**RECORD SET**

┌──

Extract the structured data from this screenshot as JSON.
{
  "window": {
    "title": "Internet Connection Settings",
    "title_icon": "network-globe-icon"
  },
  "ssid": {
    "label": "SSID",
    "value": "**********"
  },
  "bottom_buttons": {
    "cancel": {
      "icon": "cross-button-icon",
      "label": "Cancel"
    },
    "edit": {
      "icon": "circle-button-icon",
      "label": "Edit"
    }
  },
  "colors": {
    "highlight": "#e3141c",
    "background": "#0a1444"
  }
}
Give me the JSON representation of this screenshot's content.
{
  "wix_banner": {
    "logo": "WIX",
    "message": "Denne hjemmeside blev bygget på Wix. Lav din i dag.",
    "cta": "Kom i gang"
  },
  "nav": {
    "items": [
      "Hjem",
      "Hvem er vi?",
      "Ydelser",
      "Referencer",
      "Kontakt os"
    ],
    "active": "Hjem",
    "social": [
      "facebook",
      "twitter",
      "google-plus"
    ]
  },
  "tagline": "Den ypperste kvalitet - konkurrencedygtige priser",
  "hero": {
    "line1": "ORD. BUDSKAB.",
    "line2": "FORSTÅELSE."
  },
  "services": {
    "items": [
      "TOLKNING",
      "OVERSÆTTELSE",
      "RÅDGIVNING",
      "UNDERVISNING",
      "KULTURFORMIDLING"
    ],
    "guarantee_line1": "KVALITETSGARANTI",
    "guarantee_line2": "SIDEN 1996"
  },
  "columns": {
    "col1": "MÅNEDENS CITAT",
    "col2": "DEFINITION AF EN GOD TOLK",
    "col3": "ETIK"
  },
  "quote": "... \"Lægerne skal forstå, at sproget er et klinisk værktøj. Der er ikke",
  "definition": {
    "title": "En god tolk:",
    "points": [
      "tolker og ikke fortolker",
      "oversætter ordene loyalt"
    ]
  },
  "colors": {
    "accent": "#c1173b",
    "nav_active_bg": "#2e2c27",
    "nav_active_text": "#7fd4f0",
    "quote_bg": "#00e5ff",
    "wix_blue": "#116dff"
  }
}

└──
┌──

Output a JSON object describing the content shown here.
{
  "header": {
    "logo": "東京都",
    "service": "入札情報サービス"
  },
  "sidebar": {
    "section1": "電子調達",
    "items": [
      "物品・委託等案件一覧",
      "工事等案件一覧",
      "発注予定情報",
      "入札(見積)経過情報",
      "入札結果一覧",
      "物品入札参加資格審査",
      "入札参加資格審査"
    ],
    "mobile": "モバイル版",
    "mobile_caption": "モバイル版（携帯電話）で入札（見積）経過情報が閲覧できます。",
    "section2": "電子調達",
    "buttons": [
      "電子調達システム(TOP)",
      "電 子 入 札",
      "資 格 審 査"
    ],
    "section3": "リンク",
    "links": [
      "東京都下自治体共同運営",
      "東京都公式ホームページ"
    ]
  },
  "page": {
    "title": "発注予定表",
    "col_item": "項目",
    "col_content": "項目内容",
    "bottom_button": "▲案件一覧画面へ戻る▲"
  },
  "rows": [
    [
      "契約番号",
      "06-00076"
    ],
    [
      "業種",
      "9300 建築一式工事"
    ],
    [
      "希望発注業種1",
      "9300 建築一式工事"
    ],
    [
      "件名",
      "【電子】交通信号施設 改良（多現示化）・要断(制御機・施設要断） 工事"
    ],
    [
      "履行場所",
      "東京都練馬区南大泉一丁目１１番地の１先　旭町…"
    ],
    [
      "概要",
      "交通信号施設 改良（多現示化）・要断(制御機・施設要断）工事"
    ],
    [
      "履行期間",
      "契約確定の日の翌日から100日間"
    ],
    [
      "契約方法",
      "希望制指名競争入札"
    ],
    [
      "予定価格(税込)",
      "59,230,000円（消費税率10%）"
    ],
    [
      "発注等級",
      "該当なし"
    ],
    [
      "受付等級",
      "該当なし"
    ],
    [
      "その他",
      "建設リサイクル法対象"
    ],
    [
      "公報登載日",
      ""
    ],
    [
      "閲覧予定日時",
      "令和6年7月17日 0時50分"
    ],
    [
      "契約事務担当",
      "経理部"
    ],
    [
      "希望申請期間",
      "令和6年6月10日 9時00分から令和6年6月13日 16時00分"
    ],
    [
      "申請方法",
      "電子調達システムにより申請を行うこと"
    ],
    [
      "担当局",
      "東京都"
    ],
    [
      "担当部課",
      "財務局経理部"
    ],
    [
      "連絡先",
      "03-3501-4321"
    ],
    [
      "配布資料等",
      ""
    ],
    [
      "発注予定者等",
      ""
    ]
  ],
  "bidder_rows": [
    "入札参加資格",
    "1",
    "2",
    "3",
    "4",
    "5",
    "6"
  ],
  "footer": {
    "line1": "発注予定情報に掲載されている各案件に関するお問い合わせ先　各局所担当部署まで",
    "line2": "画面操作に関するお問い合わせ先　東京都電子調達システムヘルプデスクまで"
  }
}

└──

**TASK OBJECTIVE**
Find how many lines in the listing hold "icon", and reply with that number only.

**EXERCISE RESPONSE**
3